“We’re never gonna replace your dad are we?” Craig McClain, co-founder of Boys to Men Mentoring Network, asks a teenage boy in a room filled with boys and their mentors, “But how about 70 uncles?”
This is the question at the heart of Journeyman. Directed by Kevin Obsatz and Charlie Borden, the moving documentary explores the enormous pressures faced by boys who have no fatherly guidance in their lives. From drugs to violence to depression, these young men deal with a myriad personal demons because they lack someone to share their emotions with. Featuring interviews with several child development experts, the film follows adult mentors Marty Koessel and Dennis Gilbert and their teen companions Joe Max and Mike Ericson as they build strong bonds of trust and friendship.
The Boys to Men Mentoring Network began in 1997 and has spread throughout the country in those 10 years. The group recruits, trains, and provides adult mentors for boys between the ages of 12 and 17. Mentors like Marty are paired up with troubled teens like Joe to teach them values like responsibility, but also to share their own experiences. The film calls this “emotional risk taking” and it is the most important element of mentoring because when the adult shows that he is willing to be vulnerable, the teen feels more secure talking about his own emotions and the mentor earns the boy’s trust and respect. Mentoring helps boys express themselves in a society where showing emotions is not considered to be masculine. “Shame,” explains Dr. Michael Obsatz, author of Raising Nonviolent Children in a Violent World, “is what they’ve been taught to feel about who they really are.”
Mike’s father killed himself when he was very young and, as Mike grew older, he began to isolate himself from his peers and eventually attempted to kill himself. Joe’s father was in jail most of his life and Joe himself was involved with a gang until one day he paralyzed another boy in a fight. Through the film we are shown how mentoring can turn these two boys, who seem like hopeless cases, into successful and responsible young men. They begin to trust their mentors and begin to talk about the fear and aggression that possesses them. With the constant support and companionship they receive from their mentors, they begin to notice changes in themselves.
Journeyman showcases the many forms through which mentoring can work, from simple things like hanging out to weekend retreats with other boys and their mentors. By working with other boys who have similar experiences in group counseling sessions, they learn that they are not alone or abandoned. The retreats provide structure and discipline for the boys but also give them a chance to have fun outside of their normal environment of TV and video games. They also reinforce the responsibility that grown men have to nurture and educate younger generations about what being a man really means as well as helping them through the troubles they themselves faced as young men.
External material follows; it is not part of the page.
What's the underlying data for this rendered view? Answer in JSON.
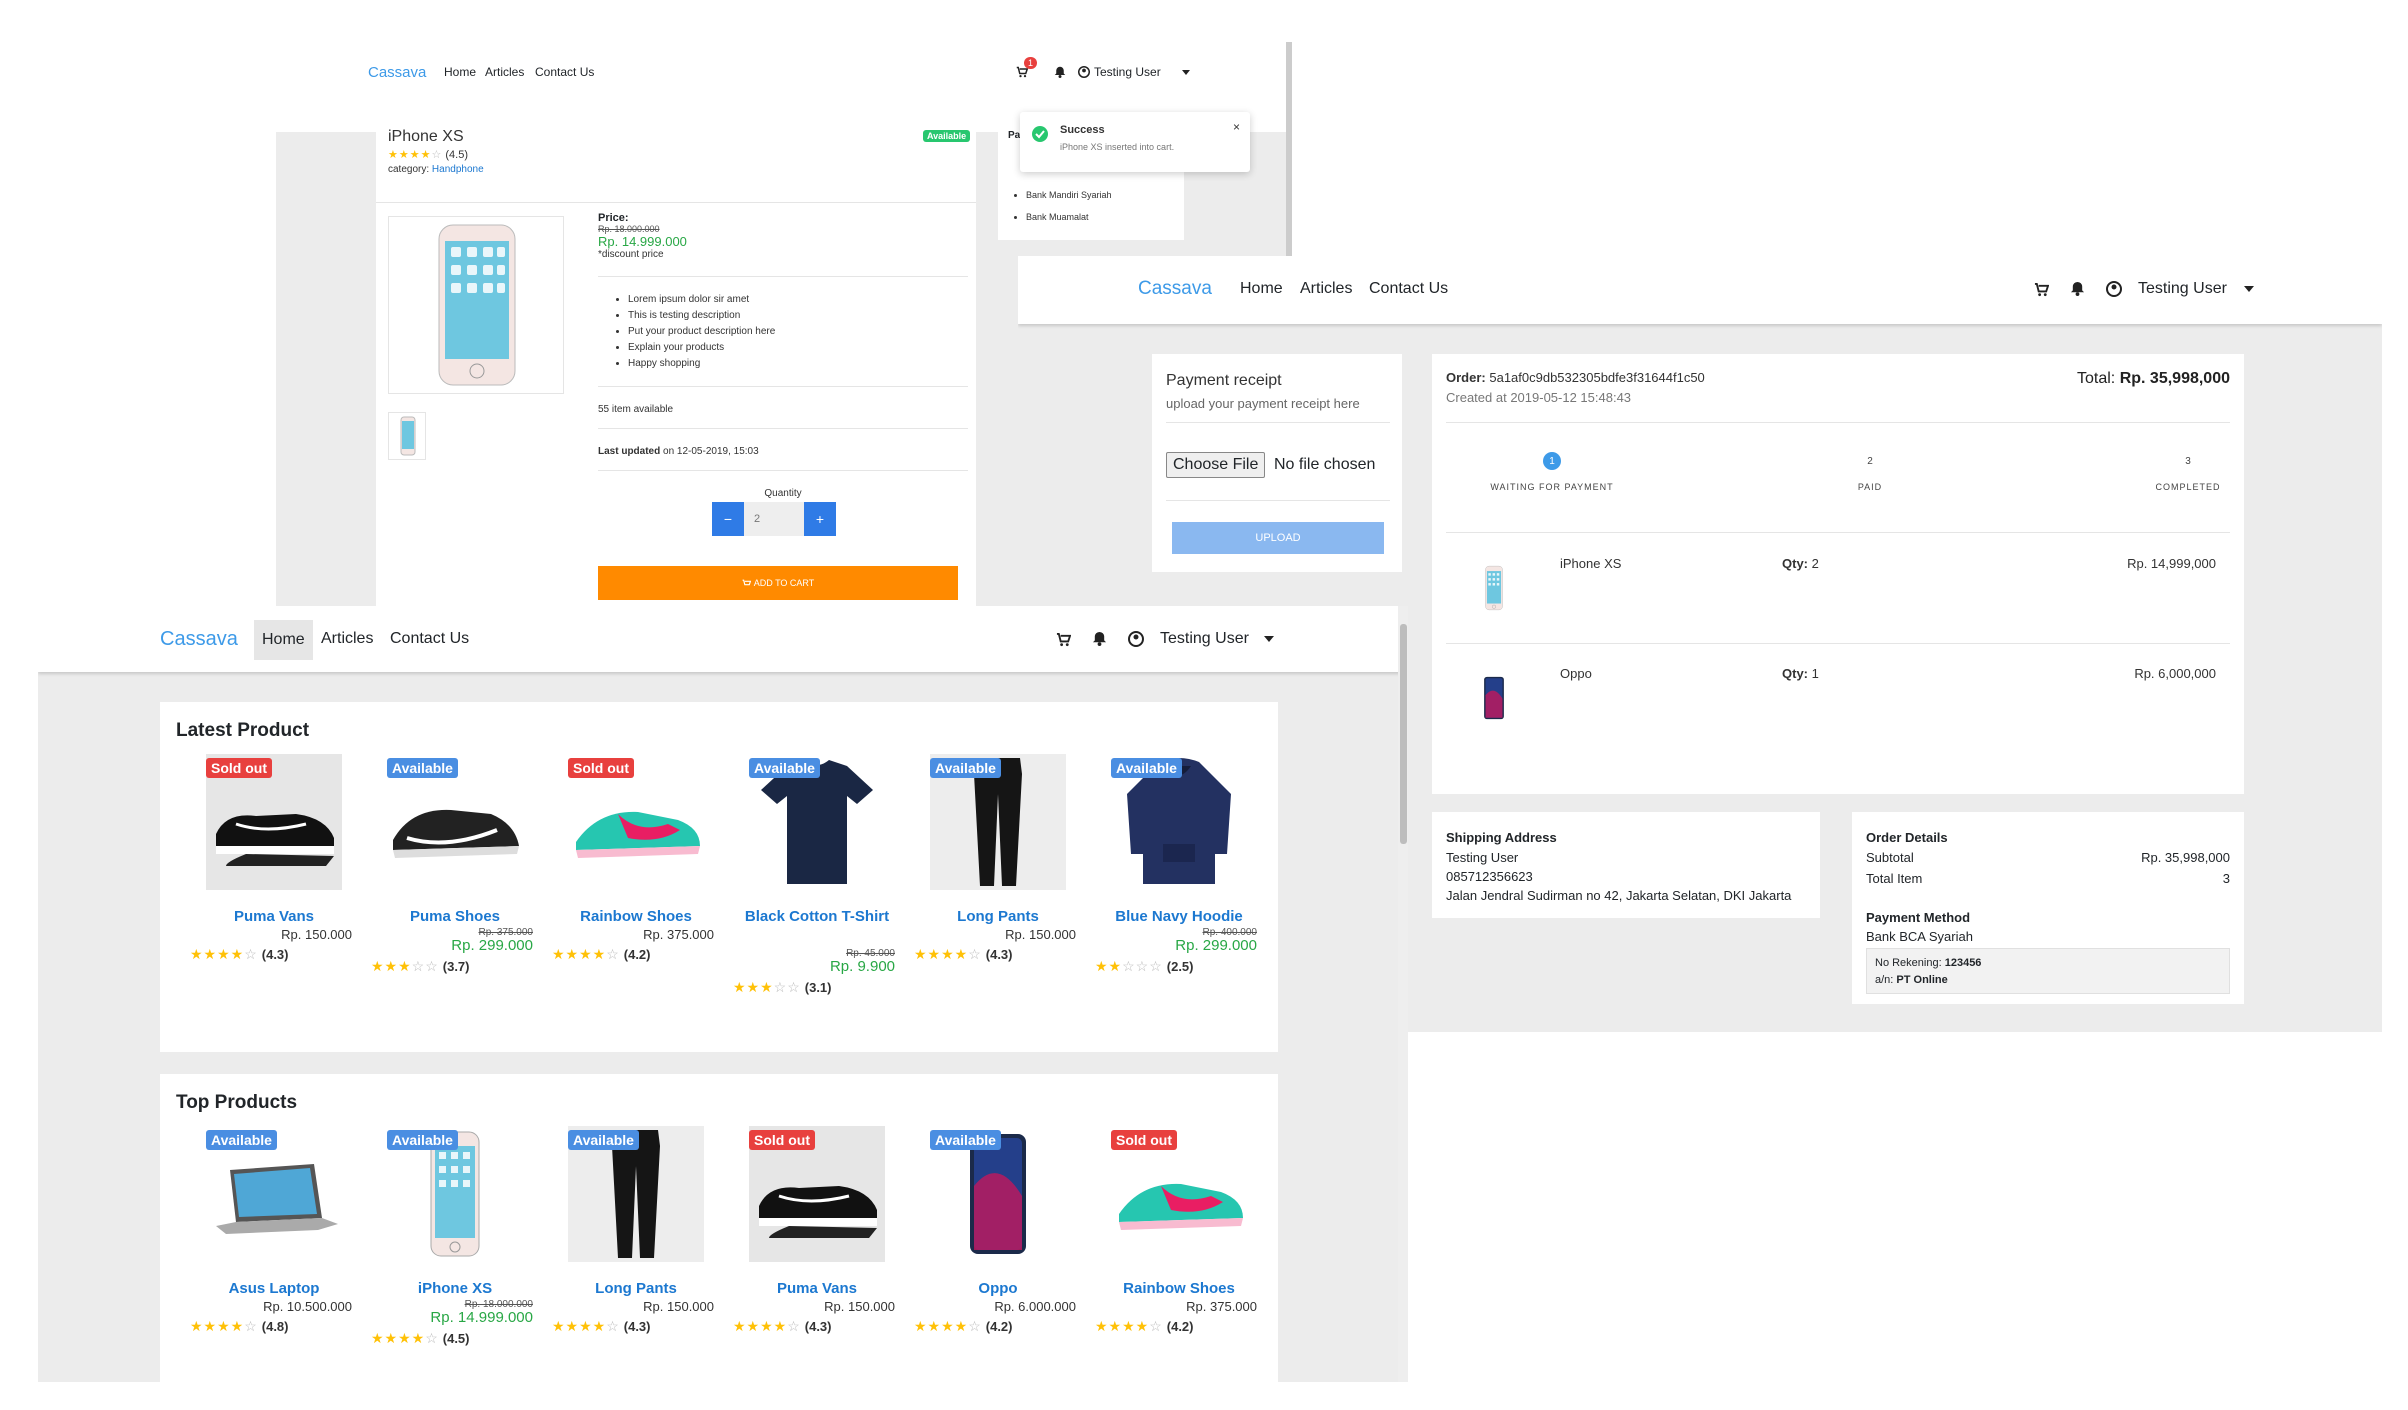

Journeyman is a touching portrait of the power mentoring has in a society where good role models are becoming harder to find. Without going out of their way to tug at the viewer’s heartstrings, the filmmakers show how one person can have a truly positive effect on another and they hint at the immeasurable wealth of knowledge that we can learn from each other if we just sit down and listen.
Journeyman screens tonight at the Carpinteria Woman’s Club, 1059 Vallecito Rd., 7 p.m. The suggested donation is $9, under 18 is free, and no one will be turned away. See MirrorManFilms.org for more info. Also, there is a mentor training for Boys to Men this weekend, May 2-3. Adults interested in participating should contact firstname.lastname@example.org or call 637-5781.